Can Traditional Organizational Culture Models Describe the Modern Working World?
Can Traditional Organizational Culture Models Describe the Modern Working World?

Can Traditional Organizational Culture Models Describe the Modern Working World?

Can Traditional Organizational Culture Models Describe the Modern Working World-I came of age in the time of the tech bubble. I graduated college in the middle of the dot-com crash, and my professional career has coincided with the rise of the modern startup (and lately, the somewhat odd concept of the unicorn, or the startup company valued at $1 billion or higher. There are at least 131 of them.). In my opinion, the working world has changed quite a bit since many of the foundational theories about how organizations function were developed. Do they still work to describe the modern corporate world?

Take for example the theories used to look at corporate culture.

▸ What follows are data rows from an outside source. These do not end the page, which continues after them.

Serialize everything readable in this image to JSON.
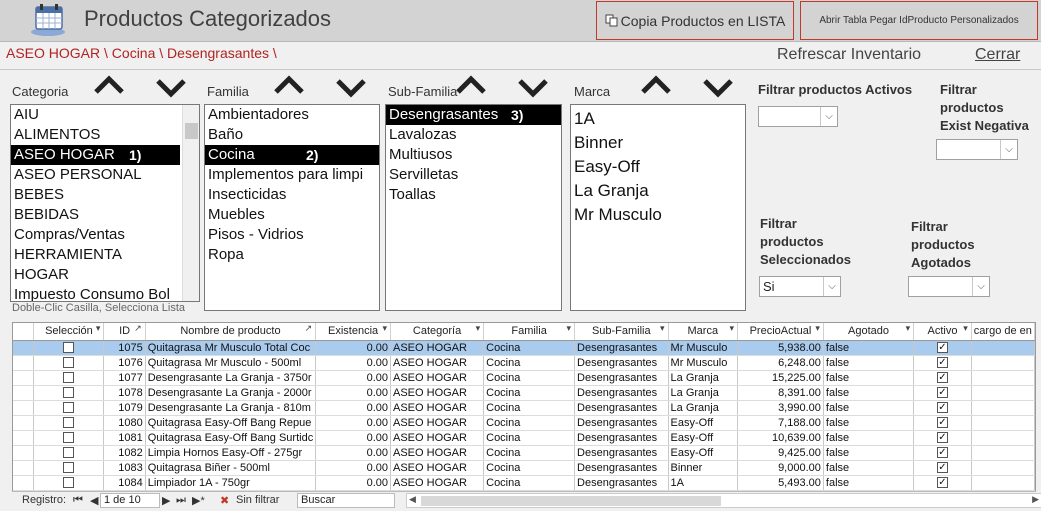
{
  "app": {
    "title": "Productos Categorizados",
    "copy_button": "Copia Productos en LISTA",
    "open_button": "Abrir Tabla Pegar IdProducto Personalizados",
    "breadcrumb": "ASEO HOGAR \\ Cocina \\ Desengrasantes \\",
    "refresh": "Refrescar Inventario",
    "close": "Cerrar"
  },
  "filters": {
    "categoria": {
      "label": "Categoria",
      "items": [
        "AIU",
        "ALIMENTOS",
        "ASEO HOGAR",
        "ASEO PERSONAL",
        "BEBES",
        "BEBIDAS",
        "Compras/Ventas",
        "HERRAMIENTA",
        "HOGAR",
        "Impuesto Consumo Bol"
      ],
      "selected_mark": "1)"
    },
    "familia": {
      "label": "Familia",
      "items": [
        "Ambientadores",
        "Baño",
        "Cocina",
        "Implementos para limpi",
        "Insecticidas",
        "Muebles",
        "Pisos - Vidrios",
        "Ropa"
      ],
      "selected_mark": "2)"
    },
    "subfamilia": {
      "label": "Sub-Familia",
      "items": [
        "Desengrasantes",
        "Lavalozas",
        "Multiusos",
        "Servilletas",
        "Toallas"
      ],
      "selected_mark": "3)"
    },
    "marca": {
      "label": "Marca",
      "items": [
        "1A",
        "Binner",
        "Easy-Off",
        "La Granja",
        "Mr Musculo"
      ]
    },
    "hint": "Doble-Clic Casilla, Selecciona Lista",
    "activos": {
      "label": "Filtrar productos Activos",
      "value": ""
    },
    "exist_negativa": {
      "label": "Filtrar productos Exist Negativa",
      "line1": "Filtrar",
      "line2": "productos",
      "line3": "Exist Negativa",
      "value": ""
    },
    "seleccionados": {
      "line1": "Filtrar",
      "line2": "productos",
      "line3": "Seleccionados",
      "value": "Si"
    },
    "agotados": {
      "line1": "Filtrar",
      "line2": "productos",
      "line3": "Agotados",
      "value": ""
    }
  },
  "grid": {
    "columns": [
      "Selección",
      "ID",
      "Nombre de producto",
      "Existencia",
      "Categoría",
      "Familia",
      "Sub-Familia",
      "Marca",
      "PrecioActual",
      "Agotado",
      "Activo",
      "cargo de en"
    ],
    "rows": [
      {
        "id": "1075",
        "name": "Quitagrasa Mr Musculo Total Coc",
        "exist": "0.00",
        "cat": "ASEO HOGAR",
        "fam": "Cocina",
        "sub": "Desengrasantes",
        "marca": "Mr Musculo",
        "precio": "5,938.00",
        "agotado": "false"
      },
      {
        "id": "1076",
        "name": "Quitagrasa Mr Musculo - 500ml",
        "exist": "0.00",
        "cat": "ASEO HOGAR",
        "fam": "Cocina",
        "sub": "Desengrasantes",
        "marca": "Mr Musculo",
        "precio": "6,248.00",
        "agotado": "false"
      },
      {
        "id": "1077",
        "name": "Desengrasante La Granja - 3750r",
        "exist": "0.00",
        "cat": "ASEO HOGAR",
        "fam": "Cocina",
        "sub": "Desengrasantes",
        "marca": "La Granja",
        "precio": "15,225.00",
        "agotado": "false"
      },
      {
        "id": "1078",
        "name": "Desengrasante La Granja - 2000r",
        "exist": "0.00",
        "cat": "ASEO HOGAR",
        "fam": "Cocina",
        "sub": "Desengrasantes",
        "marca": "La Granja",
        "precio": "8,391.00",
        "agotado": "false"
      },
      {
        "id": "1079",
        "name": "Desengrasante La Granja - 810m",
        "exist": "0.00",
        "cat": "ASEO HOGAR",
        "fam": "Cocina",
        "sub": "Desengrasantes",
        "marca": "La Granja",
        "precio": "3,990.00",
        "agotado": "false"
      },
      {
        "id": "1080",
        "name": "Quitagrasa Easy-Off Bang Repue",
        "exist": "0.00",
        "cat": "ASEO HOGAR",
        "fam": "Cocina",
        "sub": "Desengrasantes",
        "marca": "Easy-Off",
        "precio": "7,188.00",
        "agotado": "false"
      },
      {
        "id": "1081",
        "name": "Quitagrasa Easy-Off Bang Surtidc",
        "exist": "0.00",
        "cat": "ASEO HOGAR",
        "fam": "Cocina",
        "sub": "Desengrasantes",
        "marca": "Easy-Off",
        "precio": "10,639.00",
        "agotado": "false"
      },
      {
        "id": "1082",
        "name": "Limpia Hornos Easy-Off - 275gr",
        "exist": "0.00",
        "cat": "ASEO HOGAR",
        "fam": "Cocina",
        "sub": "Desengrasantes",
        "marca": "Easy-Off",
        "precio": "9,425.00",
        "agotado": "false"
      },
      {
        "id": "1083",
        "name": "Quitagrasa Biñer - 500ml",
        "exist": "0.00",
        "cat": "ASEO HOGAR",
        "fam": "Cocina",
        "sub": "Desengrasantes",
        "marca": "Binner",
        "precio": "9,000.00",
        "agotado": "false"
      },
      {
        "id": "1084",
        "name": "Limpiador 1A - 750gr",
        "exist": "0.00",
        "cat": "ASEO HOGAR",
        "fam": "Cocina",
        "sub": "Desengrasantes",
        "marca": "1A",
        "precio": "5,493.00",
        "agotado": "false"
      }
    ]
  },
  "navigator": {
    "label": "Registro:",
    "position": "1 de 10",
    "filter": "Sin filtrar",
    "search": "Buscar"
  },
  "colors": {
    "accent_red": "#c0392b",
    "header_bg": "#d3d3d3",
    "selected_row": "#a9cbee"
  }
}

There are many ways to characterize a company’s culture, psychologically speaking: You can look at a company similar to the way you might look at a country, for example, by applying Hofstede’s dimensions of cultural difference.

One type of model looks at the values that a company has along various continua (sorry, that’s the correct plural of continuum and my respect for grammar outweighs my need to be liked, I guess). By comparing how companies fall along dimension 1 and dimension 2, the model helps predict what types of tools and techniques might be most effective in a particular organization based on its culture.

The key model of this type is Cameron and Quinn’s competing values framework (CVF) which compares organizations on whether they are internally or externally focused, and whether they are flexible or goal-focused. Based on these two dimensions, a company can be classified as collaborative, creative, controlling, or competing:

Cameron and Quinn's Competing Values Framework
Cameron and Quinn’s Competing Values Framework

This model was first published around 1999 and has been updated as recently as the last few years. It’s also served as the inspiration for several models I’ve seen used by private consultants, which tells me it has some legs. And, it’s the model my colleague and I used in a project looking at the optimal office layouts for different organizational culture types. But does it adequately explain what culture looks like in the startup world?

My guess? I think it might be a better guide to organizational change rather than a descriptive tool in the startup world. I think many startups fall on the right side of the model, having an external focus. Whether it’s about being first to market or quick to innovate, the competitive edge is critical for startup success. But as they grow (not just in size, also in market share, visibility, etc.), it becomes increasingly important to also do things right and to focus on the long term. So perhaps the challenge for startups as they mature is to move from the right side of the CVF model to the left.

What do you think? Can these traditional models hold their own amongst the unicorns?

References:

Cameron, K. S. & Quinn, R. E. (2011). Diagnosing and Changing Organizational Culture (3rd Edition). San Francisco: Jossey Bass.